There are no income or age restrictions for contributors or beneficiaries of 529 Plans. Thus, any person can fund a 529 Plan and name anyone as the beneficiary—a child, a grandchild, a relative, a friend, or even himself. Each plan can have only one designated beneficiary, but there is no limit to the number of plans each contributor can create. If you change the designated beneficiary to another person, there are no tax consequences. In addition, there are no penalties if you roll one 529 Plan over to another for the same beneficiary.
Many individuals fear that if their loved one does not use the 529 Plan savings (for example, they decide not to go to college or receive a fully paid scholarship) that the contributions and earnings are “lost money,” but this is not true. If the intended beneficiary does not take advantage of the education savings accumulated in the 529 Plan, there are a variety of options for utilizing the money. One option is to change the beneficiary of the plan to another qualified individual and use the funds for their qualified education expenses. Another option is to keep the funds as an emergency account. In this circumstance, earnings will continue to grow tax-free and distributions will only be taxed and penalized upon their withdrawal if used for non-qualified expenses.
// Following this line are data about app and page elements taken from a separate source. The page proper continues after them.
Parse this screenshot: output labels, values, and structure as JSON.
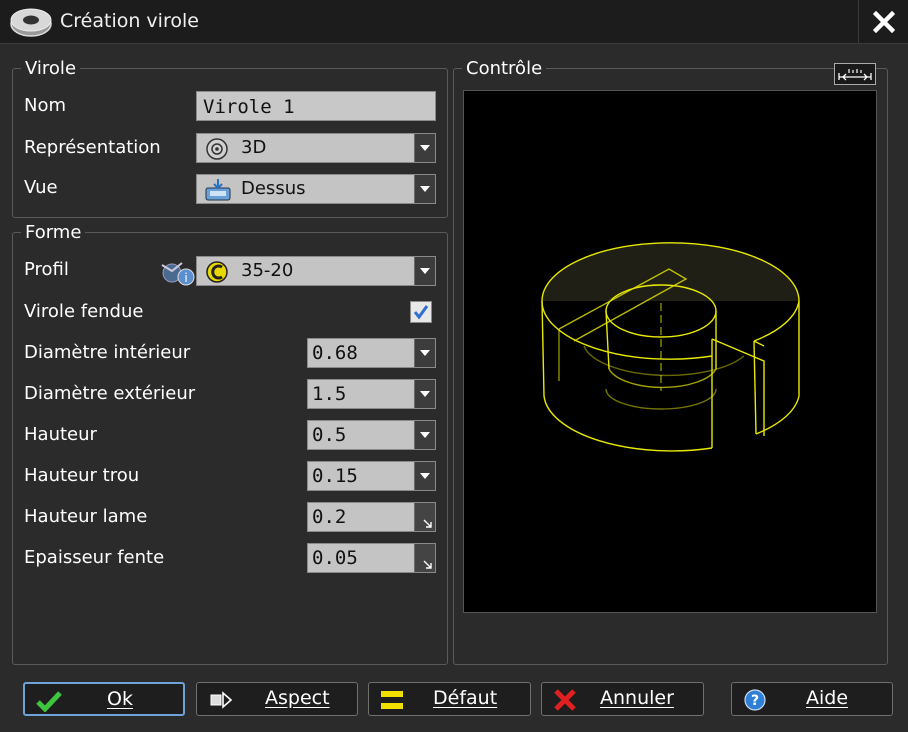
{
  "window": {
    "title": "Création virole"
  },
  "virole_group": {
    "legend": "Virole",
    "nom_label": "Nom",
    "nom_value": "Virole 1",
    "representation_label": "Représentation",
    "representation_value": "3D",
    "vue_label": "Vue",
    "vue_value": "Dessus"
  },
  "forme_group": {
    "legend": "Forme",
    "profil_label": "Profil",
    "profil_value": "35-20",
    "fendue_label": "Virole fendue",
    "fendue_checked": true,
    "diam_int_label": "Diamètre intérieur",
    "diam_int_value": "0.68",
    "diam_ext_label": "Diamètre extérieur",
    "diam_ext_value": "1.5",
    "hauteur_label": "Hauteur",
    "hauteur_value": "0.5",
    "hauteur_trou_label": "Hauteur trou",
    "hauteur_trou_value": "0.15",
    "hauteur_lame_label": "Hauteur lame",
    "hauteur_lame_value": "0.2",
    "epaisseur_label": "Epaisseur fente",
    "epaisseur_value": "0.05"
  },
  "controle_group": {
    "legend": "Contrôle"
  },
  "buttons": {
    "ok": "Ok",
    "aspect": "Aspect",
    "defaut": "Défaut",
    "annuler": "Annuler",
    "aide": "Aide"
  },
  "colors": {
    "wireframe": "#e8e800",
    "focus_border": "#6fa2d6",
    "panel_bg": "#2b2b2b"
  }
}
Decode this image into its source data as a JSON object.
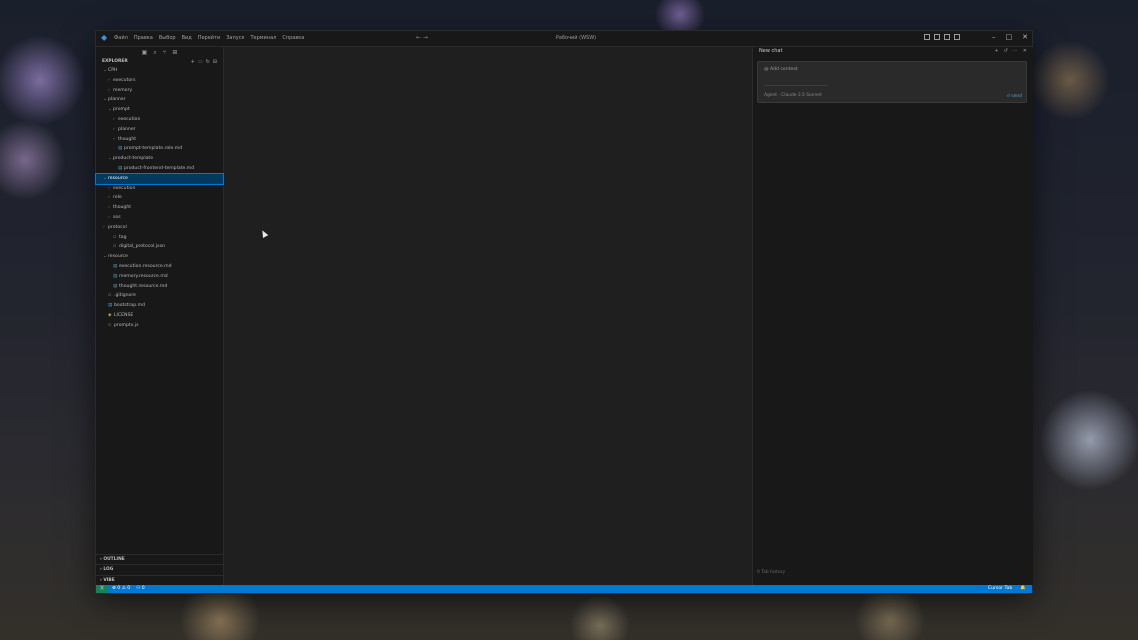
{
  "window": {
    "title": "Рабочий (WSW)",
    "menu": [
      "Файл",
      "Правка",
      "Выбор",
      "Вид",
      "Перейти",
      "Запуск",
      "Терминал",
      "Справка"
    ]
  },
  "sidebar": {
    "header": "EXPLORER",
    "tree": [
      {
        "label": "CPH",
        "indent": 1,
        "kind": "folder",
        "open": true
      },
      {
        "label": "executors",
        "indent": 2,
        "kind": "folder",
        "open": false
      },
      {
        "label": "memory",
        "indent": 2,
        "kind": "folder",
        "open": false
      },
      {
        "label": "planner",
        "indent": 1,
        "kind": "folder",
        "open": true
      },
      {
        "label": "prompt",
        "indent": 2,
        "kind": "folder",
        "open": true
      },
      {
        "label": "execution",
        "indent": 3,
        "kind": "folder",
        "open": false
      },
      {
        "label": "planner",
        "indent": 3,
        "kind": "folder",
        "open": false
      },
      {
        "label": "thought",
        "indent": 3,
        "kind": "folder",
        "open": false
      },
      {
        "label": "prompt-template.role.md",
        "indent": 3,
        "kind": "md",
        "open": false
      },
      {
        "label": "product-template",
        "indent": 2,
        "kind": "folder",
        "open": true
      },
      {
        "label": "product-frontend-template.md",
        "indent": 3,
        "kind": "md",
        "open": false
      },
      {
        "label": "resource",
        "indent": 1,
        "kind": "folder",
        "open": true,
        "selected": true
      },
      {
        "label": "execution",
        "indent": 2,
        "kind": "folder",
        "open": false
      },
      {
        "label": "role",
        "indent": 2,
        "kind": "folder",
        "open": false
      },
      {
        "label": "thought",
        "indent": 2,
        "kind": "folder",
        "open": false
      },
      {
        "label": "sos",
        "indent": 2,
        "kind": "folder",
        "open": false
      },
      {
        "label": "protocol",
        "indent": 1,
        "kind": "folder",
        "open": false
      },
      {
        "label": "tag",
        "indent": 2,
        "kind": "file",
        "open": false
      },
      {
        "label": "digital_protocol.json",
        "indent": 2,
        "kind": "file",
        "open": false
      },
      {
        "label": "resource",
        "indent": 1,
        "kind": "folder",
        "open": true
      },
      {
        "label": "execution.resource.md",
        "indent": 2,
        "kind": "md",
        "open": false
      },
      {
        "label": "memory.resource.md",
        "indent": 2,
        "kind": "md",
        "open": false
      },
      {
        "label": "thought.resource.md",
        "indent": 2,
        "kind": "md",
        "open": false
      },
      {
        "label": ".gitignore",
        "indent": 1,
        "kind": "file",
        "open": false
      },
      {
        "label": "bootstrap.md",
        "indent": 1,
        "kind": "md",
        "open": false
      },
      {
        "label": "LICENSE",
        "indent": 1,
        "kind": "js",
        "open": false
      },
      {
        "label": "promptx.js",
        "indent": 1,
        "kind": "file",
        "open": false
      }
    ],
    "sections": [
      "OUTLINE",
      "LOG",
      "VIBE"
    ]
  },
  "chat": {
    "title": "New chat",
    "context_label": "@ Add context",
    "mode_label": "Agent · Claude 3.5 Sonnet",
    "send_label": "⏎ send",
    "footer": "0 Tab history"
  },
  "status": {
    "left_items": [
      "⊗ 0 ⚠ 0",
      "⚇ 0"
    ],
    "right_items": [
      "Cursor Tab",
      "🔔"
    ]
  }
}
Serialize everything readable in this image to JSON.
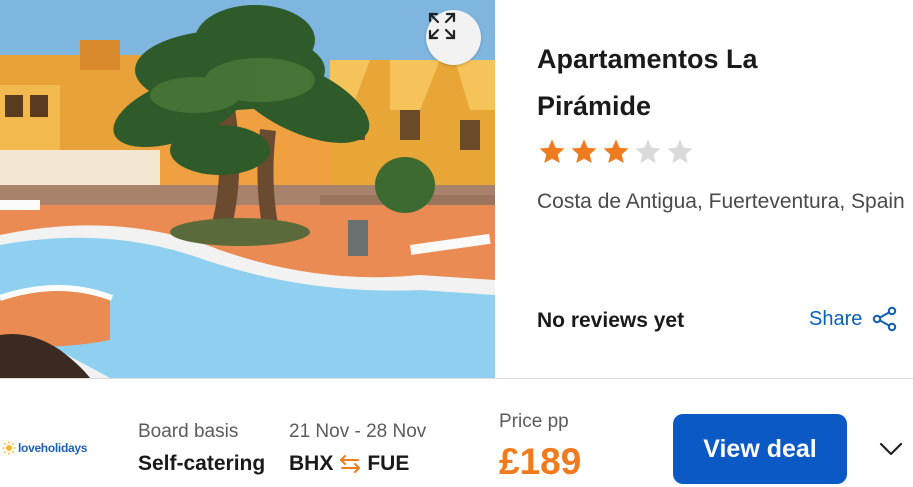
{
  "hotel": {
    "name": "Apartamentos La Pirámide",
    "rating_stars": 3,
    "max_stars": 5,
    "location": "Costa de Antigua, Fuerteventura, Spain",
    "reviews_text": "No reviews yet",
    "share_label": "Share"
  },
  "photo": {
    "expand_icon": "expand-icon"
  },
  "deal": {
    "provider_logo_text": "loveholidays",
    "board_basis_label": "Board basis",
    "board_basis_value": "Self-catering",
    "dates": "21 Nov - 28 Nov",
    "route_from": "BHX",
    "route_to": "FUE",
    "price_label": "Price pp",
    "price": "£189",
    "cta_label": "View deal",
    "expand_icon": "chevron-down-icon"
  },
  "colors": {
    "accent_blue": "#0b59c4",
    "star_filled": "#f07b1e",
    "star_empty": "#d9d9d9",
    "price": "#f07b1e",
    "link": "#0b5fb3"
  }
}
While this option does not avoid taxation and penalties, it can help spread them out over time and alleviate tax burdens associated with a lump sum withdrawal.
Direct rollovers from 529 Plans into an individual retirement account (IRA) are not permitted by the Internal Revenue Code; however, there are ways of “moving” the 529 Plan assets into an IRA. Individuals may take a nonqualified distribution from a 529 Plan savings account and then invest the cash into an IRA, though there are tax consequences to such action. The earnings portion of the nonqualified distribution will be taxed as ordinary income and the entire distribution will be subject to a 10% penalty. While this option is certainly not the most tax advantageous, it is an available option should you decide the 529 Plan savings could be better utilized in an IRA.
While setting up a 529 Plan account is simple and straightforward since most applications only require basic personal information for the account owner and beneficiary, the process of selecting a 529 Plan that fits your needs may take more time. Contributors have the option to choose between an in-state or out-of-state plan. Many states offer state tax deductions for in-state plans, while out-of-state plans may have lower fees or better investment options. Fortunately, distributions from one state’s plan can be used to pay for qualified expenses at eligible institutions in another state.
Do you have questions regarding 529 Plans and how to best utilize them? Contact a P&N tax advisor to discuss the options available to meet your needs.
Nikki McDonald contributed to this article.